## ABOUT THIS TASK
What you return must match the records character for character.

## MATERIAL FOR THIS TASK
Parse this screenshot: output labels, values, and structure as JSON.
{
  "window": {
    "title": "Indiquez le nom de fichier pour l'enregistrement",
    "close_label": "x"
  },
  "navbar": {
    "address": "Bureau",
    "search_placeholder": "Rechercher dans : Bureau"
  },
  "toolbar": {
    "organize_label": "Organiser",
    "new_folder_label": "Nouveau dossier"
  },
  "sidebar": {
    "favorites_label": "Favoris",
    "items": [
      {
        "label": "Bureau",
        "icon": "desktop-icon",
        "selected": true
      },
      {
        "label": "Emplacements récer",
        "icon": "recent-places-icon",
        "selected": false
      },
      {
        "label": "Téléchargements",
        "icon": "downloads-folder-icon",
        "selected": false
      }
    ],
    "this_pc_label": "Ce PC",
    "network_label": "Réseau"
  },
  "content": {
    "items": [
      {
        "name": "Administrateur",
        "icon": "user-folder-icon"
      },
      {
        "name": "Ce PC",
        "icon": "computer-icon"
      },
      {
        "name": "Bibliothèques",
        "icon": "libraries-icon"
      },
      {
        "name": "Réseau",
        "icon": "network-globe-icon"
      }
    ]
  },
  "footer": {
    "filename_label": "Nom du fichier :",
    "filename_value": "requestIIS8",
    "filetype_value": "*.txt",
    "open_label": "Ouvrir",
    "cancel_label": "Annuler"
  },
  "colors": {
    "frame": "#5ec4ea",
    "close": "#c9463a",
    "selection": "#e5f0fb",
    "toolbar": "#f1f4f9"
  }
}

## SOLVED PROBLEM
Parse this screenshot: output labels, values, and structure as JSON.
{
  "window": {
    "title": "Indiquez le nom de fichier pour l'enregistrement",
    "close_label": "x"
  },
  "navbar": {
    "address": "Bureau",
    "search_placeholder": "Rechercher dans : Bureau"
  },
  "toolbar": {
    "organize_label": "Organiser",
    "new_folder_label": "Nouveau dossier"
  },
  "sidebar": {
    "favorites_label": "Favoris",
    "items": [
      {
        "label": "Bureau",
        "icon": "desktop-icon",
        "selected": true
      },
      {
        "label": "Emplacements récer",
        "icon": "recent-places-icon",
        "selected": false
      },
      {
        "label": "Téléchargements",
        "icon": "downloads-folder-icon",
        "selected": false
      }
    ],
    "this_pc_label": "Ce PC",
    "network_label": "Réseau"
  },
  "content": {
    "items": [
      {
        "name": "Administrateur",
        "icon": "user-folder-icon"
      },
      {
        "name": "Ce PC",
        "icon": "computer-icon"
      },
      {
        "name": "Bibliothèques",
        "icon": "libraries-icon"
      },
      {
        "name": "Réseau",
        "icon": "network-globe-icon"
      }
    ]
  },
  "footer": {
    "filename_label": "Nom du fichier :",
    "filename_value": "requestIIS8",
    "filetype_value": "*.txt",
    "open_label": "Ouvrir",
    "cancel_label": "Annuler"
  },
  "colors": {
    "frame": "#5ec4ea",
    "close": "#c9463a",
    "selection": "#e5f0fb",
    "toolbar": "#f1f4f9"
  }
}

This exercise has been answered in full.